We discovered that founders want to create an inclusive and diverse workforce, but many simply don’t know what to do to build inclusive teams. Our data show what specific actions Diversity Leaders take and how other entrepreneurs can replicate these actions to benefit from the unique perspectives that a diverse workforce can bring to their business.

A few key takeaways:

  • 81 percent of founders say diversity enhances creativity and innovation
  • 67 percent of founders say that diversity improves problem solving
  • 63 percent of founders say that a diverse workforce provides greater access to talent
  • 92 percent of founders are familiar with the term “unconscious bias,” but only 45 percent are taking steps to reduce it
  • Only 23 percent of founders say that a diverse workforce improves financial performance

While founders see advantages to having an inclusive and diverse team, they fail to connect those advantages to improved financial performance. However, research has clearly shown that tech companies led by women are more capital-efficient, achieving 35% higher ROI and 12% higher revenue. When a company commits to creating a diverse workforce, the business is more financially successful.

The study also uncovered that founders fall into three buckets: Diversity Planner (32 percent), Diversity Builder (56 percent), to Diversity Leader (12 percent).

Diversity Leaders take specific steps in five areas to create an inclusive environment: mentoring and advising, hiring practices, professional development, pay and performance, and flexible benefits. Tech startups who are Planners and Builders can follow the actions of Leaders to make progress in these areas.

We didn’t want to conduct another research study that identifies the problem but doesn’t offer actual ways to solve it. We have provided resources on the microsite so that founders can take action. This is by no means a comprehensive list. We know there are many more resources out there – please help us by adding them in the comments or use the Submit a Resource feature on the microsite.

Founders: please visit to learn how to become a Diversity Leader in tech. You can also view our infographic and download the full research report.

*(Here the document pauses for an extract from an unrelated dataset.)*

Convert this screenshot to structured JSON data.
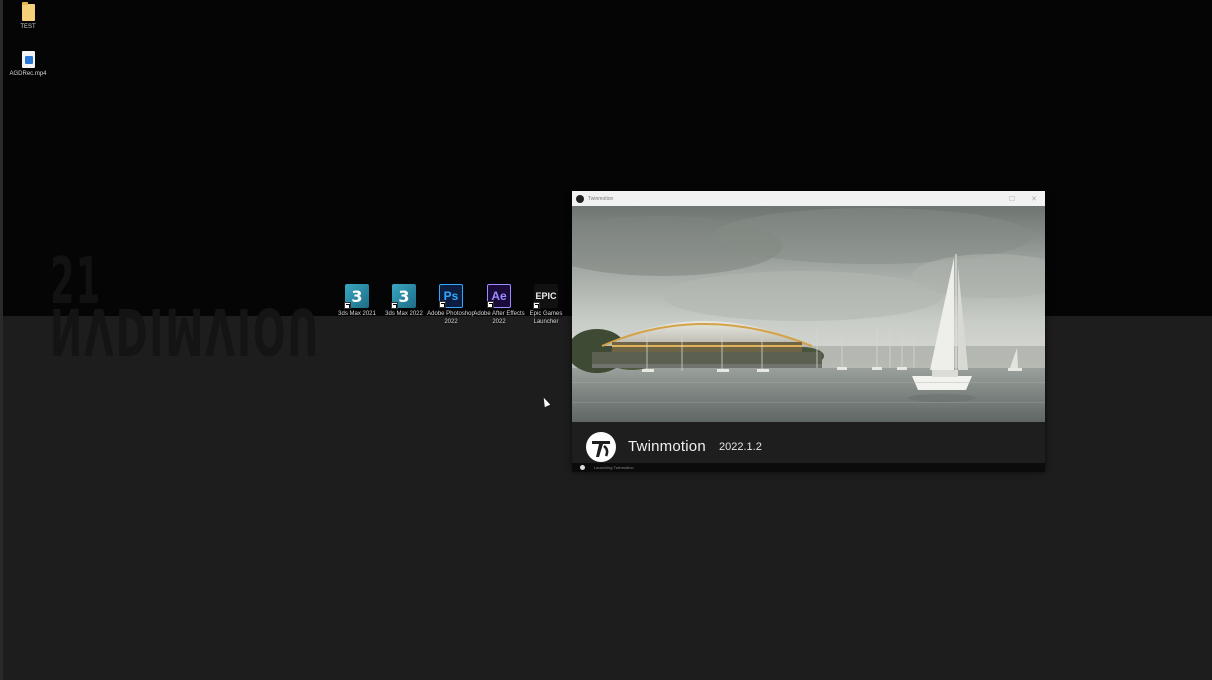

Big thanks to our partners Chase for Business, Lawless Research, and NCWIT for their support on this important initiative!